Most Recent Lexus RX 330
Available from 2004 through 2006, the Lexus RX 330 brought more power, more room, more luxury features and more aggressive styling to Lexus' popular midsize luxury SUV.
Still loosely based on the Toyota Camry platform of the time, the RX 330 benefited from the same new V6. At 3.3 liters, the newer V6 produced 230 horsepower and 242 pound-feet of torque, increases of 10 hp and 20 lb-ft, respectively, over the RX 300's V6. A broader torque curve along with a new five-speed automatic transmission gave the RX 330 more kick off the line as well as more energetic passing and merging performance. Once again, buyers could choose front- or all-wheel drive. Towing capacity, at 3,500 pounds, was unchanged and still relatively meager compared to truck-based SUVs.
Standard luxury content increased slightly, as in addition to the expected automatic climate control and full power features there were now larger (17-inch) alloy wheels and a CD player. In addition to available leather seating, power moonroof and navigation system were new options that included a DVD entertainment system, a superb Mark Levinson audio system, an adjustable air suspension, adaptive cruise control, a back-up camera and adaptive headlights.

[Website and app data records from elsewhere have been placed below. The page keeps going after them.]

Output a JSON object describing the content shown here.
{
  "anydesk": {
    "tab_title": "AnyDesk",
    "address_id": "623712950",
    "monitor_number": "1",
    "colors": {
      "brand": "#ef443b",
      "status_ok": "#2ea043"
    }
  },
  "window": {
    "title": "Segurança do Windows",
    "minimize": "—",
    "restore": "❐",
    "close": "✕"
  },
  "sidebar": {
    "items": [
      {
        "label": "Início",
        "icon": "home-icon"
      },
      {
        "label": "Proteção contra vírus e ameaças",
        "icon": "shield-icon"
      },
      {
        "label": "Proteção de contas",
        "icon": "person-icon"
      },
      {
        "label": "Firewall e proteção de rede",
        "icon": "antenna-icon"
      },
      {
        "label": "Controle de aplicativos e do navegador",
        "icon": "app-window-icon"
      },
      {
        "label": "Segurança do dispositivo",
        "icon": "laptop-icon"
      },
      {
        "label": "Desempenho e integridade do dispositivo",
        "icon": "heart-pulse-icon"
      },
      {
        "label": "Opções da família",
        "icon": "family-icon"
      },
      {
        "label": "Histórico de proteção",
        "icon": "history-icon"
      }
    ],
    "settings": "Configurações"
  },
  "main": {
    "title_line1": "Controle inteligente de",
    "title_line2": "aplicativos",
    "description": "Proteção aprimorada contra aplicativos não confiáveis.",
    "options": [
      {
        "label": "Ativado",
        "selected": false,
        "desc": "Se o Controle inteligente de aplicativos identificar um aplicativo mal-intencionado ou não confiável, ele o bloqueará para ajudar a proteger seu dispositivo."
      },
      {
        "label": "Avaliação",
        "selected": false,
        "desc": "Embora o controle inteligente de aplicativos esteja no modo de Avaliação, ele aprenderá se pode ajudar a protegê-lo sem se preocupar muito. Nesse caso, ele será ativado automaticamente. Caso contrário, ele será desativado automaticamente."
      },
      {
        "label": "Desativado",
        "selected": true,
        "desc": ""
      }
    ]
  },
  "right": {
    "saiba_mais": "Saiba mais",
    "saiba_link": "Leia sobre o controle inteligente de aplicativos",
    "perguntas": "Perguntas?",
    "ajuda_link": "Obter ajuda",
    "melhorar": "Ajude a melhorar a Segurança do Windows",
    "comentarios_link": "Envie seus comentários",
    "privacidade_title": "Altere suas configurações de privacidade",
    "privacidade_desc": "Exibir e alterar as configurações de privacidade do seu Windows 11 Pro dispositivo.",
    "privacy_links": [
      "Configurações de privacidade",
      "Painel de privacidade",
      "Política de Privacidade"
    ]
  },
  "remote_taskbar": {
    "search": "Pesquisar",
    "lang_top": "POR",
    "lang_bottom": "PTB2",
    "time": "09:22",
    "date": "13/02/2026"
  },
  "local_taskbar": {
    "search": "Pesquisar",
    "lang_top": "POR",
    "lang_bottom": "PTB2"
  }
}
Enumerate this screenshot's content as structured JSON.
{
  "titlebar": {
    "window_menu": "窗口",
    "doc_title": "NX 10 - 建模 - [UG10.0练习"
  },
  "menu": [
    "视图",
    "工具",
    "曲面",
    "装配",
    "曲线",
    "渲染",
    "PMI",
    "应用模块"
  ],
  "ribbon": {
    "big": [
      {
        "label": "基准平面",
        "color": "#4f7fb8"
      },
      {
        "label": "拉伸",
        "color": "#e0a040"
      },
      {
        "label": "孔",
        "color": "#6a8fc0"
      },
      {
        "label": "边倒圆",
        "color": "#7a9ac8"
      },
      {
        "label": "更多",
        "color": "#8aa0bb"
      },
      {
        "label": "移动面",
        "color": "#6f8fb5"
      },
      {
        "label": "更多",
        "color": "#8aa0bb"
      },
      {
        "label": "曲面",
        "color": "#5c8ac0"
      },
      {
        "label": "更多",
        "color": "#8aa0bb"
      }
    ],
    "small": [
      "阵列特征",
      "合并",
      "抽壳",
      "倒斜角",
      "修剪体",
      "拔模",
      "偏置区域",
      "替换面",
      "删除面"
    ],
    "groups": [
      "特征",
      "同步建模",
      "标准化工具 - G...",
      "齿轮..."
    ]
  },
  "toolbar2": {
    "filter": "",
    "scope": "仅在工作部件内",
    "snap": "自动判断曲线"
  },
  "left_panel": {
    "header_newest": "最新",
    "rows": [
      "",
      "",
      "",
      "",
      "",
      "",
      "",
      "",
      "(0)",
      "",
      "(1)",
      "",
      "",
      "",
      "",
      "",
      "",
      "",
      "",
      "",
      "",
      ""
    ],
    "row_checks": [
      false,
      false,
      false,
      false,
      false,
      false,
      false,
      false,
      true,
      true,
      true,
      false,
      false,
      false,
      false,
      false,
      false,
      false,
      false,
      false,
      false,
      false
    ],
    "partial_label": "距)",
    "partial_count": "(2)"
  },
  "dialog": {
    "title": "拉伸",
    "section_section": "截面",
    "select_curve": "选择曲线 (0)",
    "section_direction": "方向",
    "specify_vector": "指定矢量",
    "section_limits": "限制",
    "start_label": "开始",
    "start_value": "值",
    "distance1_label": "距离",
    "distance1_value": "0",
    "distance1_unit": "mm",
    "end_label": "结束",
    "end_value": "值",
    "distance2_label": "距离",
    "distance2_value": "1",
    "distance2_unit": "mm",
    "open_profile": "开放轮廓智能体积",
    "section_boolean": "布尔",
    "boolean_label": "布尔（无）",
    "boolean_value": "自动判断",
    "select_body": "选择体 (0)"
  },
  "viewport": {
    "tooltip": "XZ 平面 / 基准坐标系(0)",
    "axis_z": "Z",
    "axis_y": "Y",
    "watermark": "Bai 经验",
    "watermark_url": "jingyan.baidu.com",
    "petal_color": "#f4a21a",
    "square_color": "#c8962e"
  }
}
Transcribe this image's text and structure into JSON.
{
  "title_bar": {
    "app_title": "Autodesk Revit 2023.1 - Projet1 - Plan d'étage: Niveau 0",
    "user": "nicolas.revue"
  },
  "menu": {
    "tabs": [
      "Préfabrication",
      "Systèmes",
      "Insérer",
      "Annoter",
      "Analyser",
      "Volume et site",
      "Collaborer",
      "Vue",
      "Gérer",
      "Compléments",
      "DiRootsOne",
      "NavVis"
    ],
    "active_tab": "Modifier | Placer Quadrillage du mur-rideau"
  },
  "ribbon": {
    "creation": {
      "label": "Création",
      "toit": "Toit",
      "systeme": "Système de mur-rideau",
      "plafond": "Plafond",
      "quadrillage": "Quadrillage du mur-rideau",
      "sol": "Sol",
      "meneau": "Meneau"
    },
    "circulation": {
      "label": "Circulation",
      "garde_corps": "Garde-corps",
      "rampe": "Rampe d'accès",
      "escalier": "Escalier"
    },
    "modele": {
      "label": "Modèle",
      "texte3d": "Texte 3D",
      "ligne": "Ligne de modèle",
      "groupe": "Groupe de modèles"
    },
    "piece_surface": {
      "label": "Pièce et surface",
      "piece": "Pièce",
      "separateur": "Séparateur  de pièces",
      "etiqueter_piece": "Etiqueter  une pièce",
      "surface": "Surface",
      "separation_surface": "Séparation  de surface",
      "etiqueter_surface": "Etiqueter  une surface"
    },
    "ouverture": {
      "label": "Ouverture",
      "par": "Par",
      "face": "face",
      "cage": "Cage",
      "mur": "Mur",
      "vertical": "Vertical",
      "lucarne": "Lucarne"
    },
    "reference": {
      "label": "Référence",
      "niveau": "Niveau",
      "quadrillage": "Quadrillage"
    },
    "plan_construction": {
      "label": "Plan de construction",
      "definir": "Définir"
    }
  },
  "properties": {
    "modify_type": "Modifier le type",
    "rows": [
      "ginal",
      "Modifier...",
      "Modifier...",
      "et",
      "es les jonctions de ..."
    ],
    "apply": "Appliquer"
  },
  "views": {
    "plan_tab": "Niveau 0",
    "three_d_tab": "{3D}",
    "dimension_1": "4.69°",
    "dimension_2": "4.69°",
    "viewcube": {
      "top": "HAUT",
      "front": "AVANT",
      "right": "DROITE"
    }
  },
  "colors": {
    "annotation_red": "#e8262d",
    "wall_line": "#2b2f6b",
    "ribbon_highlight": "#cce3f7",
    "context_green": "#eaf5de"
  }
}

Safety was also improved, as in addition to stability control there were now larger side airbags, side curtain airbags, a driver's knee airbag and a tire-pressure monitor.
While it retained the quiet and refined demeanor of its precursor, the Lexus RX 330 was more athletic. Acceleration was noticeably stronger (at 7.8 seconds, it was a full second quicker to 60 mph than before) and, when equipped with the optional air suspension, handling was tighter. The RX was still not as involving a drive as a few of its German and home country rivals, which provide superior steering feel and communication to the driver.
Shoppers looking for a used Lexus RX 330 won't go wrong with any year, as changes were minimal throughout its brief run. The most notable upgrades occurred in 2005 when Lexus made the power rear hatch standard and the navigation system gained voice control. The final year of the RX 330 brought power lumbar support for the front passenger, while revised SAE testing procedures changed the engine's output rating from 230 hp to 223, though no actual performance was lost.